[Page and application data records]
··········
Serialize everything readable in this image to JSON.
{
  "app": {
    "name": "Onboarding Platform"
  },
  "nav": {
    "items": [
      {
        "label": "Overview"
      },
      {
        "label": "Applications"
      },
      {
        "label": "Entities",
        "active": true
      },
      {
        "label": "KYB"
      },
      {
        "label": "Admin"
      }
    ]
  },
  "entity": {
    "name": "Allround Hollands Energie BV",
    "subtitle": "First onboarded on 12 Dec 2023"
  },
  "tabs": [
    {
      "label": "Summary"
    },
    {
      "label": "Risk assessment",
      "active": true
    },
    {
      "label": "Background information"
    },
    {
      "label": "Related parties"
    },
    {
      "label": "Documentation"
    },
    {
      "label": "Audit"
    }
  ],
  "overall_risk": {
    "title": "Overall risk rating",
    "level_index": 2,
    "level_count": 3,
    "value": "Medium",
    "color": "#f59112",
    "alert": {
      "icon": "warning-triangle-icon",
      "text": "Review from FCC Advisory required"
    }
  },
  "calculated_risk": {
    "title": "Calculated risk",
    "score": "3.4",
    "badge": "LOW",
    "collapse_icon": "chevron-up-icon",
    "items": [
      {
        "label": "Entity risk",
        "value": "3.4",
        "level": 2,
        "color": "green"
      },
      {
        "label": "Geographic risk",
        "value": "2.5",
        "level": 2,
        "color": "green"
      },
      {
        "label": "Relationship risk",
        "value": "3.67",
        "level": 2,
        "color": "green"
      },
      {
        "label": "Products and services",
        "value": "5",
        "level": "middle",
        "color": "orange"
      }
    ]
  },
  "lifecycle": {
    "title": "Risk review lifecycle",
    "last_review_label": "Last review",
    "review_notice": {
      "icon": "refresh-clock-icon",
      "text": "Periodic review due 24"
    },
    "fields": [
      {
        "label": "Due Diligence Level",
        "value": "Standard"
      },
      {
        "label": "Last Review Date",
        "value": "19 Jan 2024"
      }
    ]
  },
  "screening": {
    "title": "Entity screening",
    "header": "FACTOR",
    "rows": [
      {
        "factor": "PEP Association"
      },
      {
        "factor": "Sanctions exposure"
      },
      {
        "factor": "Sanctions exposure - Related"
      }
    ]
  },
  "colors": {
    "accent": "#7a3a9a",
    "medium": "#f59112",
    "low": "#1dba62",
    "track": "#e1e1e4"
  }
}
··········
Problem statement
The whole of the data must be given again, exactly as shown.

Exercise result
Serialize everything readable in this image to JSON.
{
  "app": {
    "name": "Onboarding Platform"
  },
  "nav": {
    "items": [
      {
        "label": "Overview"
      },
      {
        "label": "Applications"
      },
      {
        "label": "Entities",
        "active": true
      },
      {
        "label": "KYB"
      },
      {
        "label": "Admin"
      }
    ]
  },
  "entity": {
    "name": "Allround Hollands Energie BV",
    "subtitle": "First onboarded on 12 Dec 2023"
  },
  "tabs": [
    {
      "label": "Summary"
    },
    {
      "label": "Risk assessment",
      "active": true
    },
    {
      "label": "Background information"
    },
    {
      "label": "Related parties"
    },
    {
      "label": "Documentation"
    },
    {
      "label": "Audit"
    }
  ],
  "overall_risk": {
    "title": "Overall risk rating",
    "level_index": 2,
    "level_count": 3,
    "value": "Medium",
    "color": "#f59112",
    "alert": {
      "icon": "warning-triangle-icon",
      "text": "Review from FCC Advisory required"
    }
  },
  "calculated_risk": {
    "title": "Calculated risk",
    "score": "3.4",
    "badge": "LOW",
    "collapse_icon": "chevron-up-icon",
    "items": [
      {
        "label": "Entity risk",
        "value": "3.4",
        "level": 2,
        "color": "green"
      },
      {
        "label": "Geographic risk",
        "value": "2.5",
        "level": 2,
        "color": "green"
      },
      {
        "label": "Relationship risk",
        "value": "3.67",
        "level": 2,
        "color": "green"
      },
      {
        "label": "Products and services",
        "value": "5",
        "level": "middle",
        "color": "orange"
      }
    ]
  },
  "lifecycle": {
    "title": "Risk review lifecycle",
    "last_review_label": "Last review",
    "review_notice": {
      "icon": "refresh-clock-icon",
      "text": "Periodic review due 24"
    },
    "fields": [
      {
        "label": "Due Diligence Level",
        "value": "Standard"
      },
      {
        "label": "Last Review Date",
        "value": "19 Jan 2024"
      }
    ]
  },
  "screening": {
    "title": "Entity screening",
    "header": "FACTOR",
    "rows": [
      {
        "factor": "PEP Association"
      },
      {
        "factor": "Sanctions exposure"
      },
      {
        "factor": "Sanctions exposure - Related"
      }
    ]
  },
  "colors": {
    "accent": "#7a3a9a",
    "medium": "#f59112",
    "low": "#1dba62",
    "track": "#e1e1e4"
  }
}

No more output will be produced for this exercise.